● **TASK PROMPT**: Give back each line of the material that contains the word "babesiosis".

● **INPUT FOR THIS TASK**:
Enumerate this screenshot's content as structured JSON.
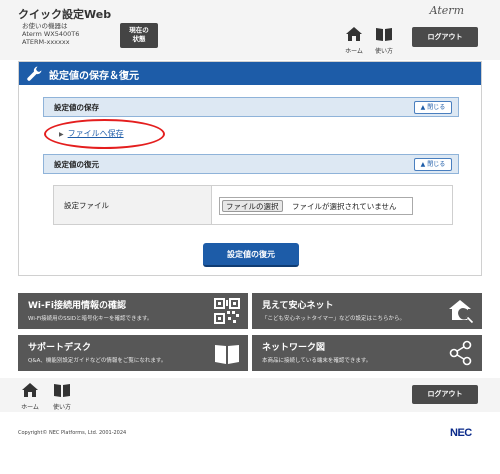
{
  "header": {
    "app_title": "クイック設定Web",
    "device_label": "お使いの機器は",
    "device_model": "Aterm WX5400T6",
    "device_id": "ATERM-xxxxxx",
    "status_button": "現在の\n状態",
    "brand": "Aterm",
    "home_label": "ホーム",
    "manual_label": "使い方",
    "logout_label": "ログアウト"
  },
  "main": {
    "title": "設定値の保存＆復元",
    "save_section": {
      "title": "設定値の保存",
      "close_label": "閉じる",
      "save_link": "ファイルへ保存"
    },
    "restore_section": {
      "title": "設定値の復元",
      "close_label": "閉じる",
      "file_label": "設定ファイル",
      "choose_button": "ファイルの選択",
      "no_file_text": "ファイルが選択されていません",
      "restore_button": "設定値の復元"
    }
  },
  "tiles": {
    "wifi": {
      "title": "Wi-Fi接続用情報の確認",
      "desc": "Wi-Fi接続用のSSIDと暗号化キーを確認できます。",
      "icon": "qr-code-icon"
    },
    "mimamoru": {
      "title": "見えて安心ネット",
      "desc": "「こども安心ネットタイマー」などの設定はこちらから。",
      "icon": "house-search-icon"
    },
    "support": {
      "title": "サポートデスク",
      "desc": "Q&A、機能別設定ガイドなどの情報をご覧になれます。",
      "icon": "book-icon"
    },
    "network": {
      "title": "ネットワーク図",
      "desc": "本商品に接続している端末を確認できます。",
      "icon": "network-share-icon"
    }
  },
  "footer": {
    "home_label": "ホーム",
    "manual_label": "使い方",
    "logout_label": "ログアウト",
    "copyright": "Copyright© NEC Platforms, Ltd. 2001-2024",
    "company_logo": "NEC"
  },
  "colors": {
    "primary_blue": "#1d5ca8",
    "tile_gray": "#575757",
    "highlight_red": "#e41e1e"
  }
}
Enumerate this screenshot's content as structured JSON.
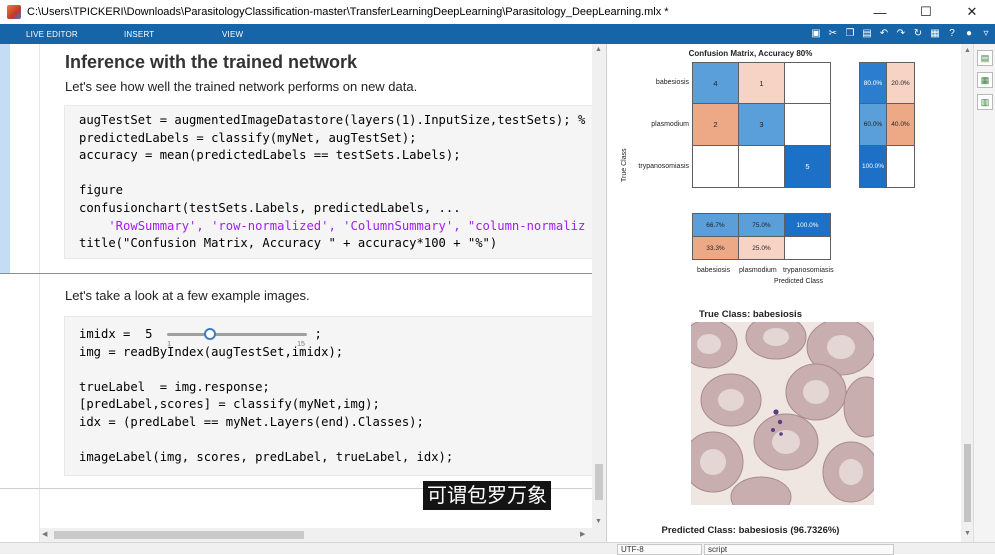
{
  "window": {
    "title": "C:\\Users\\TPICKERI\\Downloads\\ParasitologyClassification-master\\TransferLearningDeepLearning\\Parasitology_DeepLearning.mlx *"
  },
  "ribbon": {
    "tabs": [
      "LIVE EDITOR",
      "INSERT",
      "VIEW"
    ]
  },
  "editor": {
    "heading": "Inference with the trained network",
    "intro": "Let's see how well the trained network performs on new data.",
    "code1": [
      "augTestSet = augmentedImageDatastore(layers(1).InputSize,testSets); %",
      "predictedLabels = classify(myNet, augTestSet);",
      "accuracy = mean(predictedLabels == testSets.Labels);",
      "",
      "figure",
      "confusionchart(testSets.Labels, predictedLabels, ...",
      "    'RowSummary', 'row-normalized', 'ColumnSummary', \"column-normaliz",
      "title(\"Confusion Matrix, Accuracy \" + accuracy*100 + \"%\")"
    ],
    "examples_text": "Let's take a look at a few example images.",
    "slider": {
      "var": "imidx =",
      "value": "5",
      "min": "1",
      "max": "15",
      "fraction": 0.2857,
      "suffix": ";"
    },
    "code2": [
      "img = readByIndex(augTestSet,imidx);",
      "",
      "trueLabel  = img.response;",
      "[predLabel,scores] = classify(myNet,img);",
      "idx = (predLabel == myNet.Layers(end).Classes);",
      "",
      "imageLabel(img, scores, predLabel, trueLabel, idx);"
    ]
  },
  "output": {
    "cm_title": "Confusion Matrix, Accuracy 80%",
    "true_class_axis": "True Class",
    "predicted_class_axis": "Predicted Class",
    "classes": [
      "babesiosis",
      "plasmodium",
      "trypanosomiasis"
    ],
    "matrix": [
      [
        "4",
        "1",
        ""
      ],
      [
        "2",
        "3",
        ""
      ],
      [
        "",
        "",
        "5"
      ]
    ],
    "row_summary": [
      [
        "80.0%",
        "20.0%"
      ],
      [
        "60.0%",
        "40.0%"
      ],
      [
        "100.0%",
        ""
      ]
    ],
    "col_summary": [
      [
        "66.7%",
        "75.0%",
        "100.0%"
      ],
      [
        "33.3%",
        "25.0%",
        ""
      ]
    ],
    "image_title": "True Class: babesiosis",
    "predicted_title": "Predicted Class: babesiosis (96.7326%)"
  },
  "subtitle": "可谓包罗万象",
  "status": {
    "encoding": "UTF-8",
    "mode": "script"
  },
  "colors": {
    "ribbon": "#1565a8",
    "cm_dark_blue": "#1c70c6",
    "cm_mid_blue": "#5a9fd9",
    "cm_light_orange": "#f7d3c5",
    "cm_orange": "#eda886"
  }
}
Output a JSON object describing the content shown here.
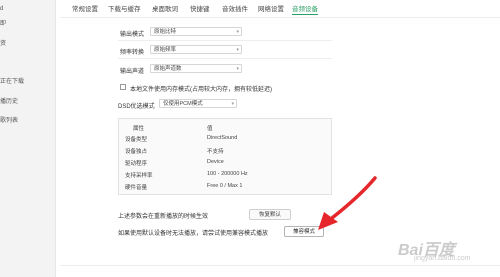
{
  "sidebar": {
    "items": [
      {
        "label": "d"
      },
      {
        "label": "即"
      },
      {
        "label": "资"
      },
      {
        "label": "正在下载"
      },
      {
        "label": "播历史"
      },
      {
        "label": "歌列表"
      }
    ]
  },
  "tabs": [
    {
      "label": "常规设置",
      "active": false
    },
    {
      "label": "下载与缓存",
      "active": false
    },
    {
      "label": "桌面歌词",
      "active": false
    },
    {
      "label": "快捷键",
      "active": false
    },
    {
      "label": "音效插件",
      "active": false
    },
    {
      "label": "网络设置",
      "active": false
    },
    {
      "label": "音频设备",
      "active": true
    }
  ],
  "output_mode": {
    "label": "输出模式",
    "value": "原始比特"
  },
  "sample_rate_conversion": {
    "label": "频率转换",
    "value": "原始频率"
  },
  "output_channel": {
    "label": "输出声道",
    "value": "原始声道数"
  },
  "memory_option": {
    "label": "本地文件使用内存模式(占用较大内存，拥有较低延迟)",
    "checked": false
  },
  "dsd": {
    "label": "DSD优选模式",
    "value": "仅使用PCM模式"
  },
  "device_table": {
    "headers": [
      "属性",
      "值"
    ],
    "rows": [
      [
        "设备类型",
        "DirectSound"
      ],
      [
        "设备独占",
        "不支持"
      ],
      [
        "驱动程序",
        "Device"
      ],
      [
        "支持采样率",
        "100 - 200000 Hz"
      ],
      [
        "硬件音量",
        "Free 0 / Max 1"
      ]
    ]
  },
  "restart_note": "上述参数会在重新播放的时候生效",
  "restore_default_label": "恢复默认",
  "compat_note": "如果使用默认设备时无法播放，请尝试使用兼容模式播放",
  "compat_mode_label": "兼容模式",
  "watermark": {
    "brand": "Bai百度",
    "sub": "jingyan.baidu.com"
  },
  "colors": {
    "accent": "#2a9f63",
    "arrow": "#e5262b"
  }
}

● **PROBLEM SOLUTION**:
      "babesiosis",
    "image_title": "True Class: babesiosis",
    "predicted_title": "Predicted Class: babesiosis (96.7326%)"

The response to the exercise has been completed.